I've read George's Marvellous Medicine a number of times and each time I discover something new. Dahl's characters are very strong and each one contributes and, at times, steers the story through his/her personality. The children in his stories are not rebellious, mischievous or disobedient. They just want to make sense of the world and are puzzled by the attitude of adults towards them. They are sensitive and inquisitive, just like all children, and through their experiments (like in the case of George), they want to make things right.

George is a good kid who has a grumpy Grandma. Now, we might not be able to relate immediately with George because most of us have nice grandmothers who spoil us and bring us toys. But George's Grandma was not nice to him at all.  "She spent all day and every day sitting in her chair by the window, and she was always complaining, grousing, grouching, grumbling, griping about something or other. Never once, even on her best days, had she smiled at George and said, 'Well, how are you this morning, George?". 

Dahl draws such an evil character sketch of the grandmother that the reader has no sympathy for her. The grandmother is symbolic of any mean adult you might have come across as a child; a strict aunt who always complained about your shoes being dirty when you went to her house or a grumpy old uncle who would keep asking you about your grades at school or maybe your principal who would always find something wrong with your uniform and give you a dressing down during the assembly. 

So George decides to make a medicine which would, somehow, do something to Grandma. What that something was, he couldn't put his finger on. Being a child, his imagination knew no end and he set to work on a new medicine for his evil grandmother. The medicine itself is a piece of art. It includes almost anything and everything that George can find in the house; Golden Gloss hair shampoo, toothpaste, scarlet nail varnish, Dishworth's Famous dandruff Cure, liquid paraffin, Waxwell floor polish, flea powder for dogs, brown shoe polish, curry powder, mustard powder, extra hot chilli sauce, animal medicine, engine oil, anti-freeze, and dark brown gloss paint. Whew! 

What does the medicine do to Grandma? On taking just a spoonful, she jumps off the sofa and remains hanging in mid-air for a while. Then smoke bellows out of her ears and nose, and it seems she's on fire! Once George douses her with water, she starts growing and she grows so tall, she comes right out of the roof of the house!  The medicine does bring a change in Grandma physically, but otherwise, she is more or less the same; grumpy, and grouchy. So how does the medicine really fix Grandma? Well, that you must read and find out for yourself! [Her greed, impatience and jealousy makes her take a lethal dose of the wrong medicine (even though George tries to stop her) and puff!].

Two other characters in the book are George's parents, Mr & Mrs. Kranky.

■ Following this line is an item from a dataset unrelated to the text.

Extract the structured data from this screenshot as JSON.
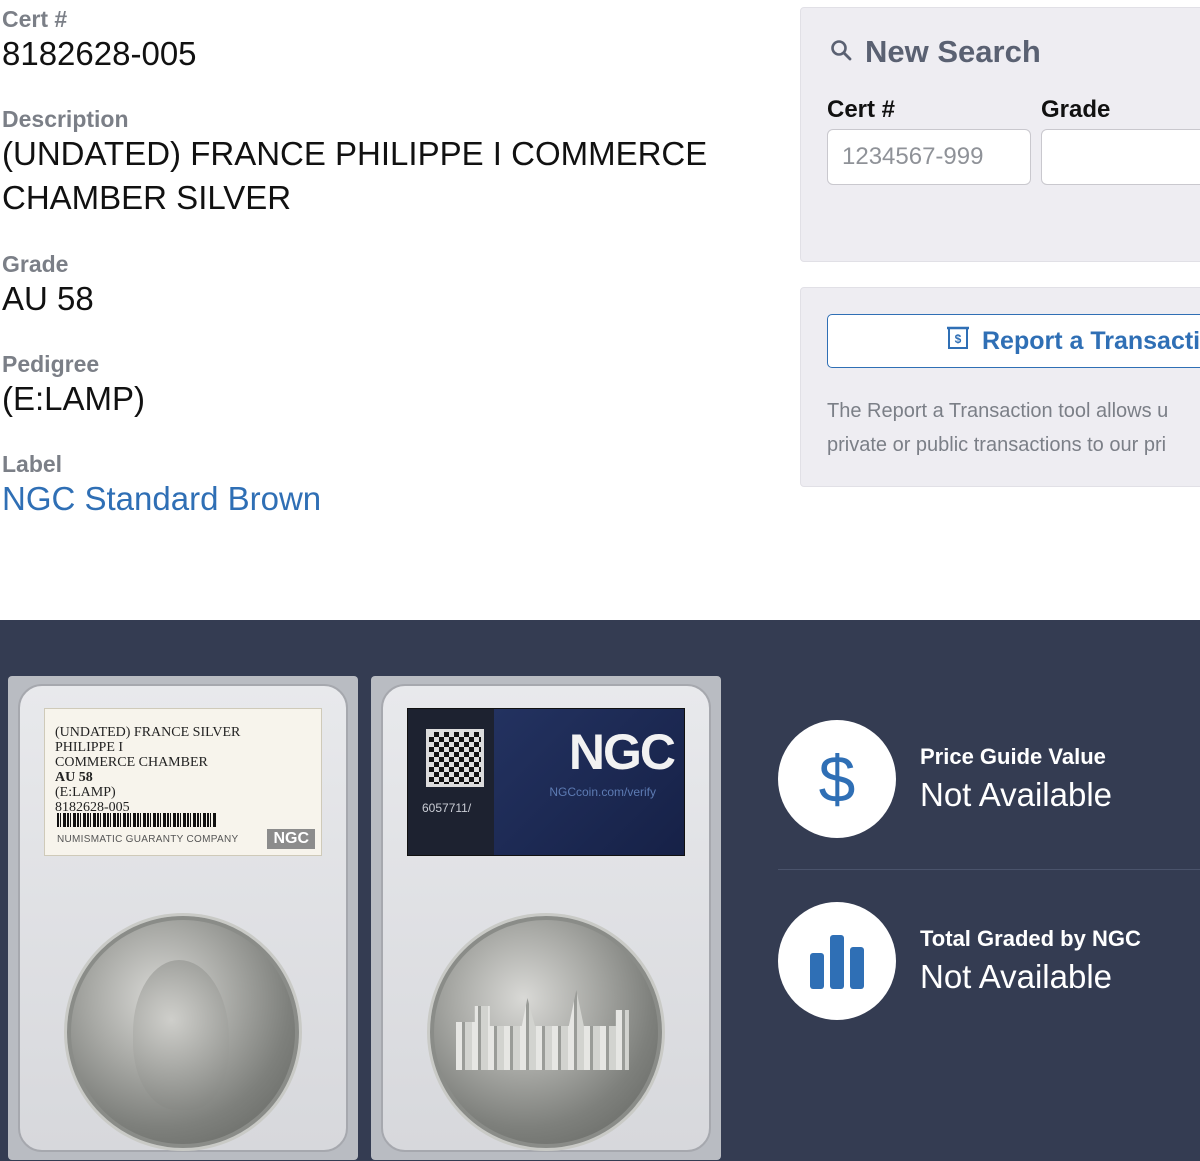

Mr. Kranky is a pretty ordinary guy. Again, through this character, Dahl shows a greedy side of adults. On discovery of the wonder that George's medicine can do, his father wants George to feed it to all the animals in the farm so they grow big and tall as Grandma. Then he wants George to make lots more of the medicine which they could sell all over the world and thus, become rich. As adults always do, Mr. Kranky hides his ulterior motive from George behind the mask of 'helping and feeding the world'. If you read between the lines, you can see what a shallow character Mr. Kranky is. 

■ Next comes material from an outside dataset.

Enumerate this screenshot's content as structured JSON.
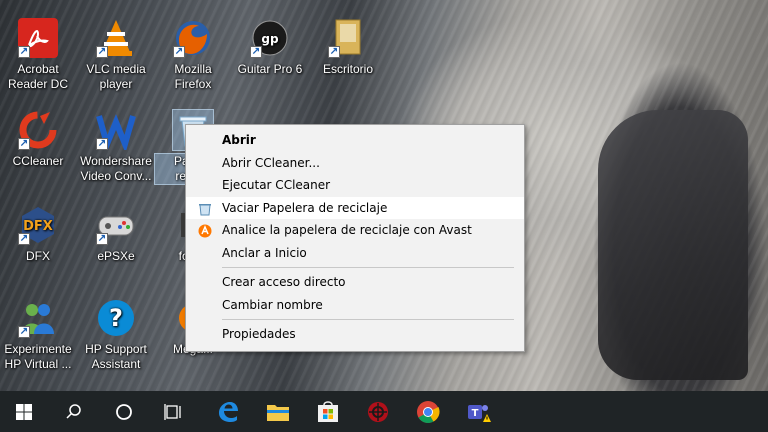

So next time you're grumpy to a a kid, beware! He/she might just give you a 'marvellous medicine' when you fall ill! And then, puff!

What is the one item you would add to the marvellous medicine and who would you give it to? Do tell.  

Photographs: Google Images